Problem >> The response must contain every line below in which "this" appears.

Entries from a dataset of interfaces
>>
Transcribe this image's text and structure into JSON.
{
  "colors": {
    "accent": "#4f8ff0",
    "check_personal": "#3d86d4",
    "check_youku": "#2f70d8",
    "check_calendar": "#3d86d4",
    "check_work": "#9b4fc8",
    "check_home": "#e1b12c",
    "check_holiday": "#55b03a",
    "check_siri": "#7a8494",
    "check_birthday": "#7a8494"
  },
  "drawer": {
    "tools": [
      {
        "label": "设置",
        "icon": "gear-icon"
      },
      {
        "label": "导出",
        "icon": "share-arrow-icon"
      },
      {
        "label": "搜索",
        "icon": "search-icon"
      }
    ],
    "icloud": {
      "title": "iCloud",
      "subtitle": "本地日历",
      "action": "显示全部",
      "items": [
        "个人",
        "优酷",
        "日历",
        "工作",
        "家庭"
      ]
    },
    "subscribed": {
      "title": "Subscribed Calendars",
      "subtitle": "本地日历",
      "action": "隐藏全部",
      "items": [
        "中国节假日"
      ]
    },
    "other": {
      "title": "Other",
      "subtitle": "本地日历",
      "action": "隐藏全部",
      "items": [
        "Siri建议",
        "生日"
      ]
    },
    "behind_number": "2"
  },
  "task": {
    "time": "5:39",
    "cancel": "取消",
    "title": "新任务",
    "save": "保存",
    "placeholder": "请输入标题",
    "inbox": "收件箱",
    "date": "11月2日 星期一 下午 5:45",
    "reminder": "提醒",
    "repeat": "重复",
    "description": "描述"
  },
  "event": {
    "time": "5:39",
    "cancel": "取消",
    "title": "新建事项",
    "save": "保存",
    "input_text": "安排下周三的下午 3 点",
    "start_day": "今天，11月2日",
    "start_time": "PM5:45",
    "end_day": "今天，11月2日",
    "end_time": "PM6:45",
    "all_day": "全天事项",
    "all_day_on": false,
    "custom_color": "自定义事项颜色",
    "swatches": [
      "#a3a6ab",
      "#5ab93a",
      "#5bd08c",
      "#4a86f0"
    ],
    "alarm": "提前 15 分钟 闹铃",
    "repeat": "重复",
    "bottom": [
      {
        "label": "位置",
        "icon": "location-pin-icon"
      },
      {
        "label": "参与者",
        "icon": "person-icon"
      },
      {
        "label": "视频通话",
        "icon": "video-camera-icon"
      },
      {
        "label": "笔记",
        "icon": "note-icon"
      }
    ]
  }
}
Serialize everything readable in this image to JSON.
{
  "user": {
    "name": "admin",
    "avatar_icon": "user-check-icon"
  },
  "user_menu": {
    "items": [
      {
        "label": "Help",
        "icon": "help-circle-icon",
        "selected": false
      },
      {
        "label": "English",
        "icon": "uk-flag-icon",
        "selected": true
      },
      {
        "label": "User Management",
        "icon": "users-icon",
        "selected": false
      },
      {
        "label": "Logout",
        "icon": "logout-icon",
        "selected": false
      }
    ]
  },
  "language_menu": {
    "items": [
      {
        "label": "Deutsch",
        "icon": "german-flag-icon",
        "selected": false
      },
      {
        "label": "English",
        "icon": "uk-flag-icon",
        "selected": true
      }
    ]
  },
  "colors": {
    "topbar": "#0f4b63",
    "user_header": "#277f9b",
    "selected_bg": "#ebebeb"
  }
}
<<
Expected answer >>
Transcribe this image's text and structure into JSON.
Serialize everything readable in this image to JSON.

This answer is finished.